KRA wrote to Gor last week through its former sponsors Tuzo requiring the club to pay Sh118 million in income tax. The move by the taxman prompted Tuzo to withhold money meant to pay players’ salaries last month. The club however sought funds and paid players.

Omondi said that the issue of taxing players’ salaries is a “hot potato” that needed time to be address. “The issue of taxing players’ salaries is a hot topic. It is something I touched on when I ascended to office and should be handled carefully.”

Rachier added that club will issue  a comprehensive statement on the matter in the next two days as they are still consulting legal experts.

He cried foul, insisting that the league champions were being unfairly targeted as no other premier league club has been treated the same way.

“We are reading sinister motive in the move by KRA. Why just us. I mean there are 16 Premier League clubs, why just single out Gor Mahia? Rachier charged.


When contacted on Wednesday, KRA’s acting deputy commissioner Ezekiel Maru refuted Gor’s claims.
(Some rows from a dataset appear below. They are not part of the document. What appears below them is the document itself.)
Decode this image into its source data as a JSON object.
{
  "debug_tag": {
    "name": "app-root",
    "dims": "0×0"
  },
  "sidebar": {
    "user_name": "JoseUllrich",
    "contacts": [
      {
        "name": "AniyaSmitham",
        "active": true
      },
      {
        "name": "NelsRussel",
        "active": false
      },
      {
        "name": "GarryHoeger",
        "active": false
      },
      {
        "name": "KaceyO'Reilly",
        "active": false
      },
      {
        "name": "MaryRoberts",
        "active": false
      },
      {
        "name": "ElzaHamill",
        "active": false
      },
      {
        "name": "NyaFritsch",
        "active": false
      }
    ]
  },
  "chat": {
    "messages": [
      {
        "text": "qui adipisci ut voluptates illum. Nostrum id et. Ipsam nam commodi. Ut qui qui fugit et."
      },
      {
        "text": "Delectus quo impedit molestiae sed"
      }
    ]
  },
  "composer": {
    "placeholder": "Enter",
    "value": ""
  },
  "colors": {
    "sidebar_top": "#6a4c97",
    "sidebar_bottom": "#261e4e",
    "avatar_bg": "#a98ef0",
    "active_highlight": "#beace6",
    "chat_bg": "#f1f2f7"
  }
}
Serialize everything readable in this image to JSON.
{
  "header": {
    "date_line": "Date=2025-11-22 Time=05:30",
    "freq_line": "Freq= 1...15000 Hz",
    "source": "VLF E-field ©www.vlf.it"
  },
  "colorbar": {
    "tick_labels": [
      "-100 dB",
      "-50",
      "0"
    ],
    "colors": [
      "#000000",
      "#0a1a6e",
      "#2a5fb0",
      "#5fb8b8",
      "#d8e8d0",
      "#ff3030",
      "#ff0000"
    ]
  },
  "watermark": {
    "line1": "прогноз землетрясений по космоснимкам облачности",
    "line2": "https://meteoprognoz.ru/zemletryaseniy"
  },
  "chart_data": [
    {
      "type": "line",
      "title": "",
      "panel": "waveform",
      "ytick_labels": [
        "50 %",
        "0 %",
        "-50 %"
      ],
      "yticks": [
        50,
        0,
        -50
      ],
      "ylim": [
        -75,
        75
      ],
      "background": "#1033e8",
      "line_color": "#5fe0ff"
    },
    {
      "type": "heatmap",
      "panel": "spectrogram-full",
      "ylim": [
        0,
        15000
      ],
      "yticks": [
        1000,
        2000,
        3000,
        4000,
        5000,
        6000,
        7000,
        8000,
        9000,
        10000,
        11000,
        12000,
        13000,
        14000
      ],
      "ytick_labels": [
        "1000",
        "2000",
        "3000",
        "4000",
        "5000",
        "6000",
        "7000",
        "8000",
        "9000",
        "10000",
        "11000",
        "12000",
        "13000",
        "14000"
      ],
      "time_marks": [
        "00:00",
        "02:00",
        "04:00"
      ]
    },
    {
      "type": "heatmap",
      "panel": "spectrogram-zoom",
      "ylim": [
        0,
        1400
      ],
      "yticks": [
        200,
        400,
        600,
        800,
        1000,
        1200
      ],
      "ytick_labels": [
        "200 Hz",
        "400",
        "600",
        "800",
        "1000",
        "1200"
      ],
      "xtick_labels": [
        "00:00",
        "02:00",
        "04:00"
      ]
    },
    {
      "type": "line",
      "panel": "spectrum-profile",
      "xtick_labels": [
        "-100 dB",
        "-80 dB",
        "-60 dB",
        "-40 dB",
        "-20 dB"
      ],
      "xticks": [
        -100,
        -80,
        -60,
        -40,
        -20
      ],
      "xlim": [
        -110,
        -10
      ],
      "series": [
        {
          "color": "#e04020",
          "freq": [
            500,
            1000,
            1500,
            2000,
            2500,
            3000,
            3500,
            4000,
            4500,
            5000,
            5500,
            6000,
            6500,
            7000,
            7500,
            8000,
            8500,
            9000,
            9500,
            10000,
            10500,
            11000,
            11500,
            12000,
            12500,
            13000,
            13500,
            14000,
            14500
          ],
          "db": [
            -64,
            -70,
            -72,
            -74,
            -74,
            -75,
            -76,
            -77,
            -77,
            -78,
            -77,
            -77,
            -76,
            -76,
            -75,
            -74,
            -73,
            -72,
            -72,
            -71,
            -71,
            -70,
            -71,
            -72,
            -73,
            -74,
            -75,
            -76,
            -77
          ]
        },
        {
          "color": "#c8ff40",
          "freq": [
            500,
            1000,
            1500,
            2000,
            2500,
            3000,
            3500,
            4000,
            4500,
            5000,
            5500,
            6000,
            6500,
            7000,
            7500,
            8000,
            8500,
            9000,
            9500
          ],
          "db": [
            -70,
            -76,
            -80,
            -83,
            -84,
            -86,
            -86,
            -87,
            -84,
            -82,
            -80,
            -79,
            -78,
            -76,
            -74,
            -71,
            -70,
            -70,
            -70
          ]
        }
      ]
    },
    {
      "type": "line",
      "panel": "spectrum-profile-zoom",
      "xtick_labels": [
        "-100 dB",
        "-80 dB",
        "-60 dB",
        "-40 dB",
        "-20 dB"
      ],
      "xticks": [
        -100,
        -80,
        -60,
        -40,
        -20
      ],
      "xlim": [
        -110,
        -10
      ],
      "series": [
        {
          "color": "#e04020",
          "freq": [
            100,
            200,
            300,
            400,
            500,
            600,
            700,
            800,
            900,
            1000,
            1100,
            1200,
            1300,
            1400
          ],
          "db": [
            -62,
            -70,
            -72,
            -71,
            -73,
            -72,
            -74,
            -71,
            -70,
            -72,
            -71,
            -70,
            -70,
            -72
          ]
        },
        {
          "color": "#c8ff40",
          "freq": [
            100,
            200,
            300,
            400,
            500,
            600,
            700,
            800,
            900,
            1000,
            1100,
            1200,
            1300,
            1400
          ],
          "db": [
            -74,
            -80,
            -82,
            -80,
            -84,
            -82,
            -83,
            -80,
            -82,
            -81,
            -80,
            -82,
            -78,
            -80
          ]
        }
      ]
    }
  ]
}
“KRA wishes to clarify that Gor Mahia is not the only club under compliance monitoring. As a matter of fact, some clubs have already made payment, while others are still under compliance check.

“The law as it stands today requires KRA to collect taxes on all incomes earned by sportspersons, including football clubs. However a number of football clubs were found not to be filing returns or paying relevant taxes (Pay As You Earn) for their employees and players. Gor Mahia was identified among others, as a non-compliant taxpayer in the football clubs focus group,” Marwa said in the statement.

However, it has since emerged that some of the 16 clubs in the top tier league have also not met their tax obligations regarding players’ salaries and allowances.